## Exercise details
Supply the number of lines in the listing below in which the word "label" occurs, and nothing else.

## Data for this task

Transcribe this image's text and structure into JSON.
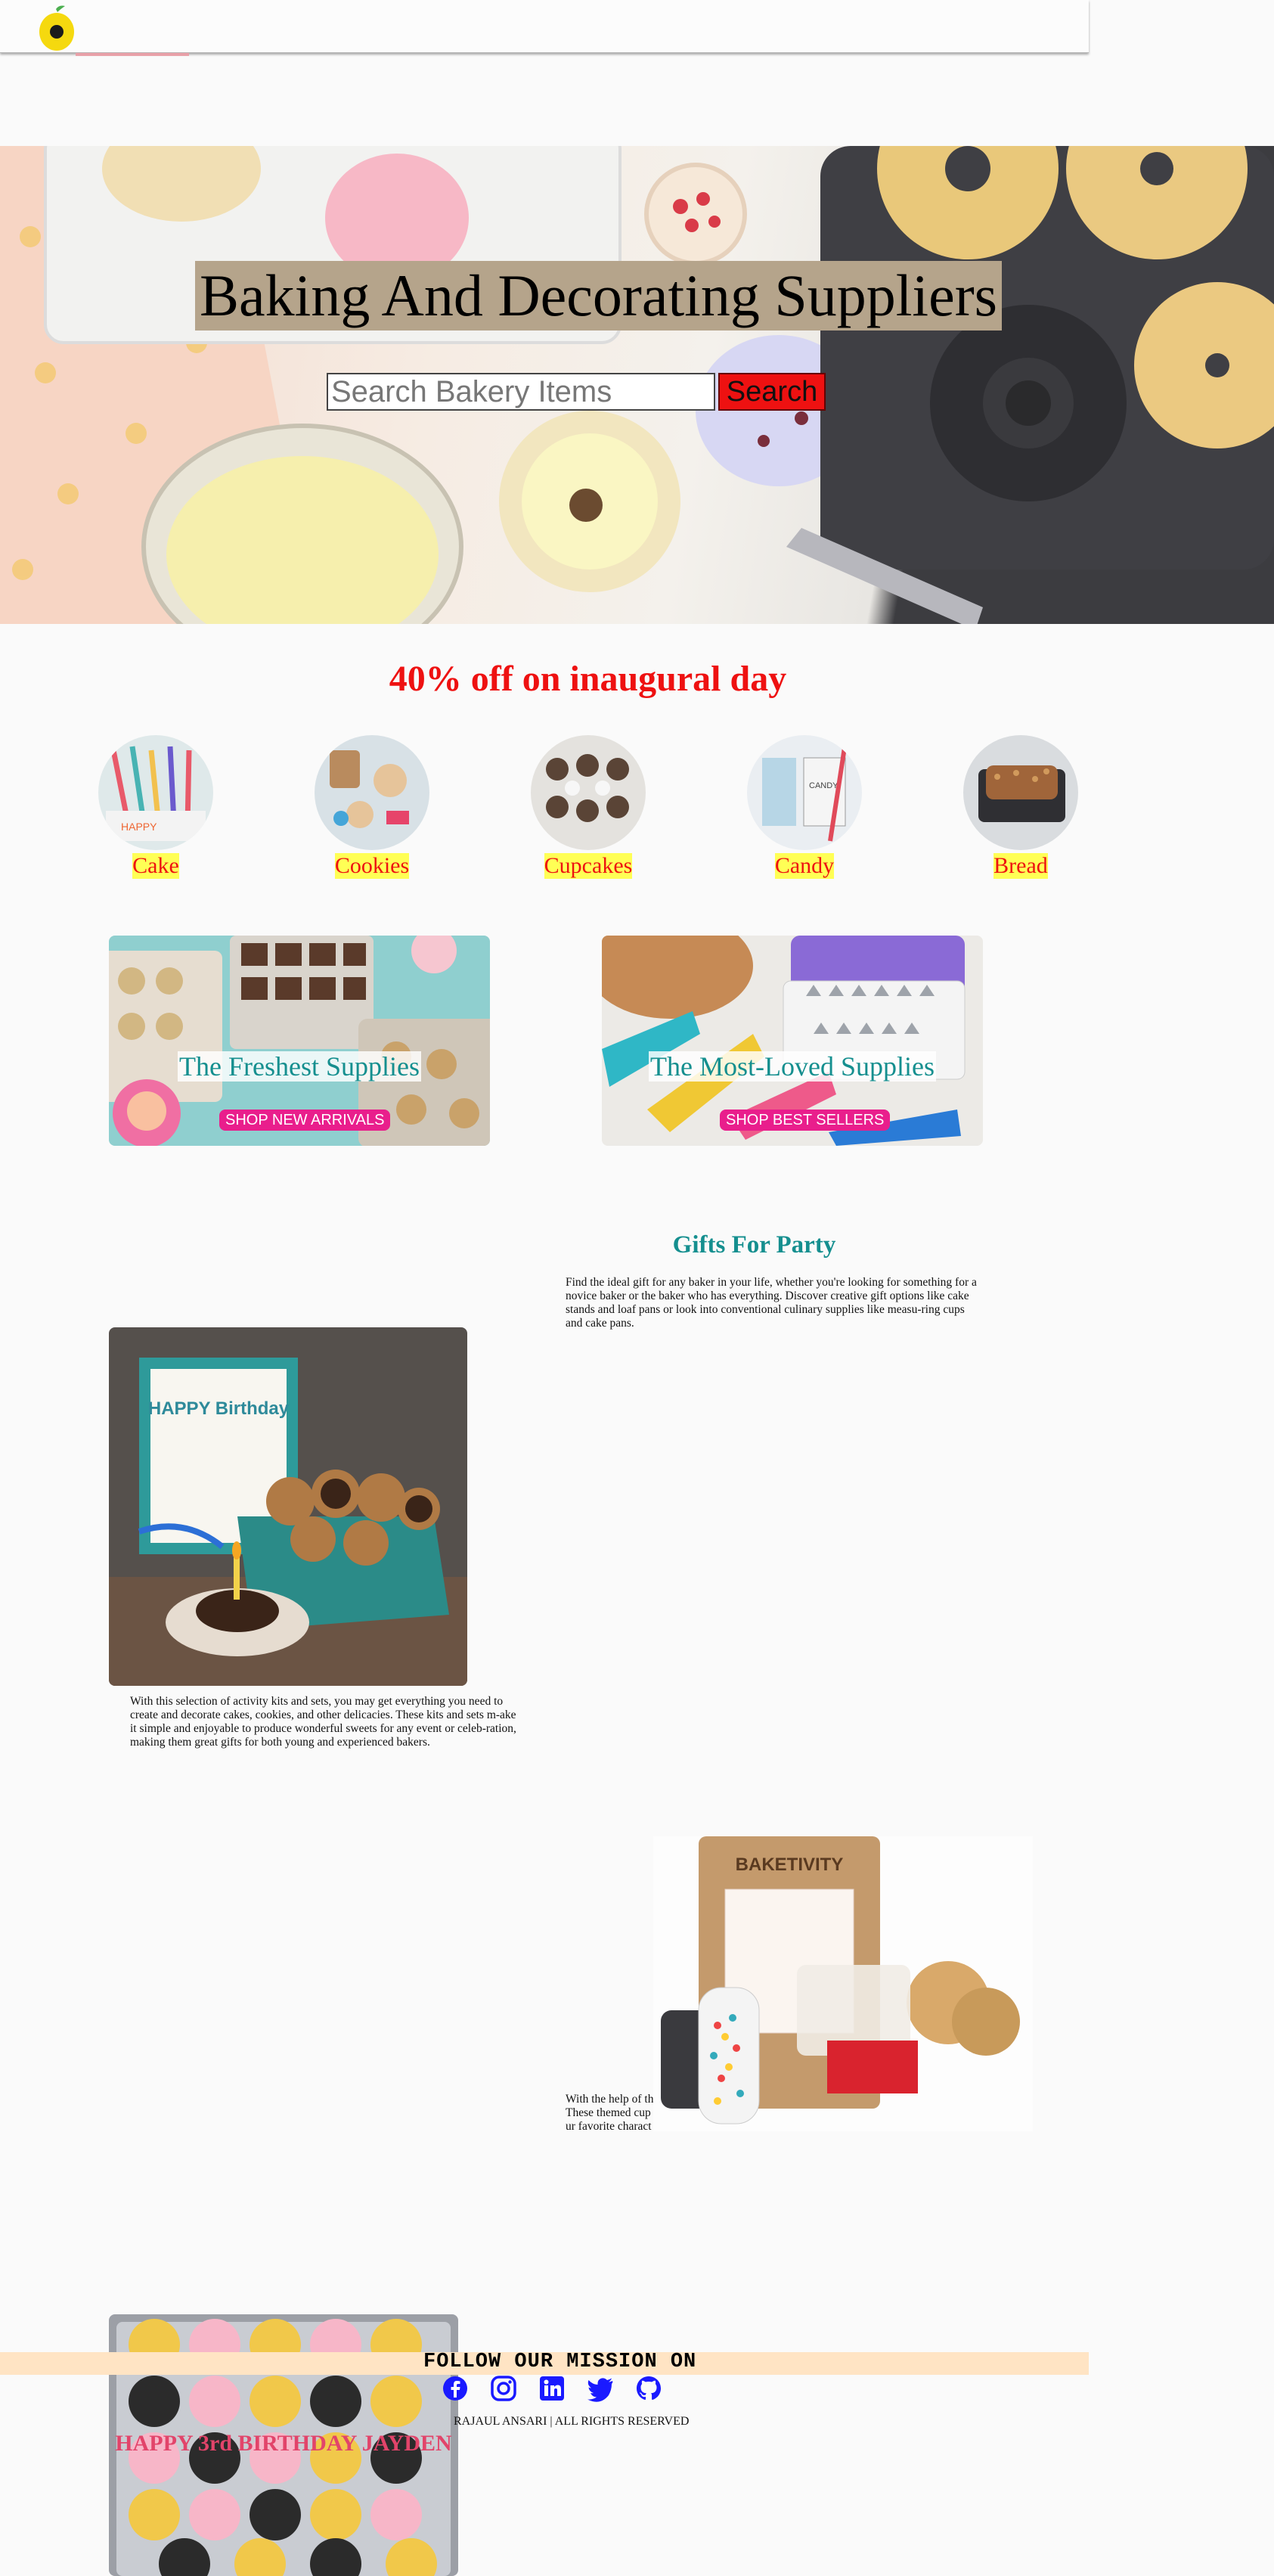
{
  "header": {
    "logo": "lemon-logo"
  },
  "hero": {
    "title": "Baking And Decorating Suppliers",
    "search_placeholder": "Search Bakery Items",
    "search_button": "Search"
  },
  "offer": {
    "text": "40% off on inaugural day"
  },
  "categories": [
    {
      "label": "Cake"
    },
    {
      "label": "Cookies"
    },
    {
      "label": "Cupcakes"
    },
    {
      "label": "Candy"
    },
    {
      "label": "Bread"
    }
  ],
  "promos": [
    {
      "title": "The Freshest Supplies",
      "button": "SHOP NEW ARRIVALS"
    },
    {
      "title": "The Most-Loved Supplies",
      "button": "SHOP BEST SELLERS"
    }
  ],
  "gifts": {
    "title": "Gifts For Party",
    "para1": "Find the ideal gift for any baker in your life, whether you're looking for something for a novice baker or the baker who has everything. Discover creative gift options like cake stands and loaf pans or look into conventional culinary supplies like measu-ring cups and cake pans.",
    "para2": "With this selection of activity kits and sets, you may get everything you need to create and decorate cakes, cookies, and other delicacies. These kits and sets m-ake it simple and enjoyable to produce wonderful sweets for any event or celeb-ration, making them great gifts for both young and experienced bakers.",
    "para3_line1": "With the help of th",
    "para3_line2": "These themed cup",
    "para3_line3": "ur favorite charact",
    "box_text": "HAPPY Birthday",
    "kit_brand": "BAKETIVITY",
    "cake_text": "HAPPY 3rd BIRTHDAY JAYDEN"
  },
  "footer": {
    "mission": "FOLLOW OUR MISSION ON",
    "copyright": "RAJAUL ANSARI | ALL RIGHTS RESERVED",
    "icons": [
      "facebook-icon",
      "instagram-icon",
      "linkedin-icon",
      "twitter-icon",
      "github-icon"
    ],
    "icon_color": "#1a1aff"
  },
  "colors": {
    "accent_red": "#ee1111",
    "teal": "#158f8f",
    "highlight_yellow": "#ffff55",
    "pink_button": "#e91e8c",
    "footer_band": "#ffe4c4"
  }
}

## Problem solution
5